The right wing seems to be able to get about 25% support, plus or minus 5 percentage points federally but significantly less provincially . They have never been close to winning.
The Greens have never been a factor in the riding, but have been able to get 2,463 votes.
How much of the NDP results are due to Bruce Hyer?
Bruce Hyer was the NDP candidate in the last four elections, in first two of he lost and in teh last two he won, in each successive election he has done better than the previous one. Not only has be improved the NDP results, he has managed to improve them more than the federal trend for the party in Ontario. It says that at Bruce Hyer has been responsible for at least some of the increase.
If the overall federal trend for Ontario had held in Thunder Bay-Superior North, in 2008 the Liberals should have won the seat though narrowly, instead Bruce Hyer won it for the NDP by more than 3,000 votes.
The 2011 results were slightly better for the NDP and worse for the Liberals in the riding. If the trend for Ontario had been replicated in the riding Bruce Hyer would have still won but with a significantly lower vote.
As best as I can estimate, Bruce Hyer is personally responsible for about 5,000 to 6,000 of the NDP votes in the last election. If he can keep 5,000 of these people loyal and maxs out the the Green vote of 2,500, it puts him at 7,500 votes. With a likely turnout of 37,000, this is about 20% of the vote, not enough to win.

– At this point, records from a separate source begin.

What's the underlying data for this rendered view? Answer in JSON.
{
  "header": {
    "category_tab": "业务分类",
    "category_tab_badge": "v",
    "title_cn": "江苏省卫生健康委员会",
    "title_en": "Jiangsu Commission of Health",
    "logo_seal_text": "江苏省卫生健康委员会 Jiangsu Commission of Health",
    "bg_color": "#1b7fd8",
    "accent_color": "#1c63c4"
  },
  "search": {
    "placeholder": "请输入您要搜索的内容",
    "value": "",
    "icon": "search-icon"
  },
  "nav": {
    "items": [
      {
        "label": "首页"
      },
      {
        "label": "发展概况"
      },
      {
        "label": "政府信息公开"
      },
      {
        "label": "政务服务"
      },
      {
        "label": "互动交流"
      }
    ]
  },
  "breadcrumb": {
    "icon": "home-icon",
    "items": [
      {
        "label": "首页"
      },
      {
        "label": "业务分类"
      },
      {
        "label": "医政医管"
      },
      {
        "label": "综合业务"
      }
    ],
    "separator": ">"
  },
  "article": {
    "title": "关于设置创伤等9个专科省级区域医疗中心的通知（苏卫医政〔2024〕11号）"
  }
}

The Conservative vote is likely to end up at around 25%, which leaves 55% of the vote to figure out what will happen with it.

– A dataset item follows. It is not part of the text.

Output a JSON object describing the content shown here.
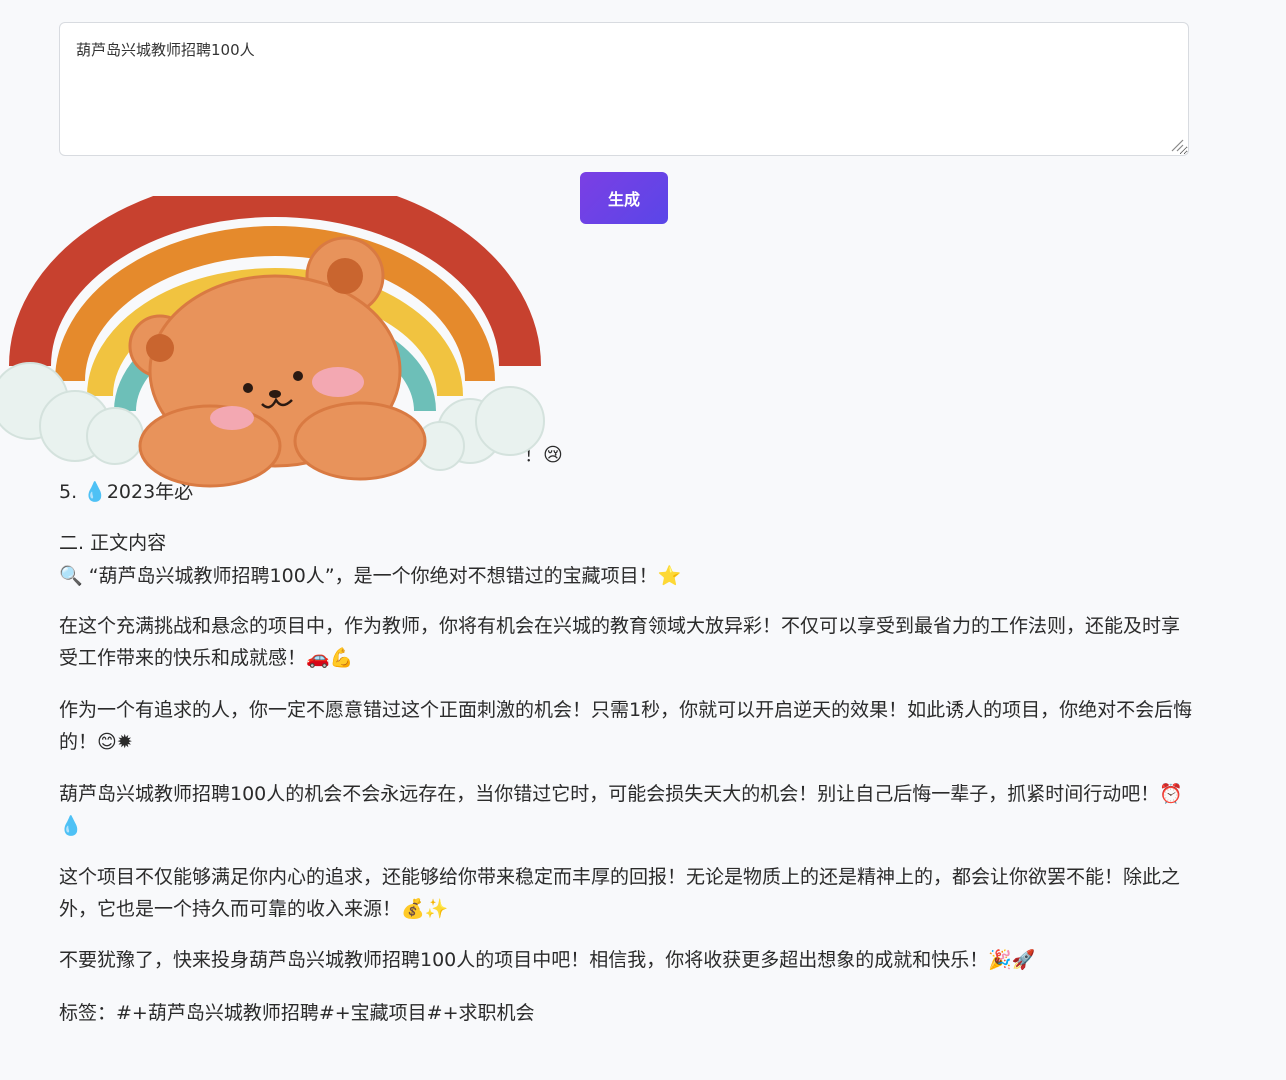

The NDP will not drop to zero, let us say they can be certain to get about 20% of the vote. Losing Bruce Hyer means they have no path to winning again

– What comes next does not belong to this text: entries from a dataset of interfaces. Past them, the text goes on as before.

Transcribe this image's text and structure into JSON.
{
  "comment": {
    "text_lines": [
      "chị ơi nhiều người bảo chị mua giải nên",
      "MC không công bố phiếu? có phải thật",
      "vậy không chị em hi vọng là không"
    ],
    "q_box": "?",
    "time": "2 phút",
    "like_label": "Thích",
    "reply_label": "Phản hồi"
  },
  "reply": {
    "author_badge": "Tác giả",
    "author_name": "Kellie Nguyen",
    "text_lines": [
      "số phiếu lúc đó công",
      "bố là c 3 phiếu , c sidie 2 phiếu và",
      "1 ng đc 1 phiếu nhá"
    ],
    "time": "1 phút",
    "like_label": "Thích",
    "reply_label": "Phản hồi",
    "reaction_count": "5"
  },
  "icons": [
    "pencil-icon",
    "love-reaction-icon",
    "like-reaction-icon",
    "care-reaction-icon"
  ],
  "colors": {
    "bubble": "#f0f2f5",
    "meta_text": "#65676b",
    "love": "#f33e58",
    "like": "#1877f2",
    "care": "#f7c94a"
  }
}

The Liberals should do better than in 2011, I think they can be certain of 25% of the vote.
This leaves about 10% of the vote to fight over. I do not think the Conservatives can get any of it and I do not think the NDP will either. This leaves Bruce Hyer and the Liberals to split it and we end up with the following
- Liberals 30% 11,000
- Bruce Hyer 25% 9,300
- Conservatives 25% 9,200
- NDP 20% 7,500
The second wildcard is that the Greens have never tried to campaign in the seat. Simply putting in effort increases the vote for the party, and in the case of the Greens there is a positive correlation between campaign effort and an overall increase in voter turn out. Turnout has been between 56.3% and 62.5% in the last four elections. More people are likely to vote because there is a serious Green candidate that might win. This could add 1,000 to 3,000 more voters to the turnout. I am going to use 2,000 more votes.
This leads to the following result
- Bruce Hyer 11,850 30.4%
- Liberals 10,640 27.3%
- Conservatives 9,200 23.6%
- NDP 7,500 19.2%
Other factors to consider:
- National trends will likely be a factor in the race.and this especially matters if the Liberal support starts to fall.
- The Liberals could use the threat of a Conservative winning because of a three-way progressive split and stampede people into voting Liberal
- How hard will the NDP campaign?
- How much of the team from the past four elections has left the team to support Bruce Hyer?
- The increasing support for Bruce Hyer may have just been name recognition and then incumbency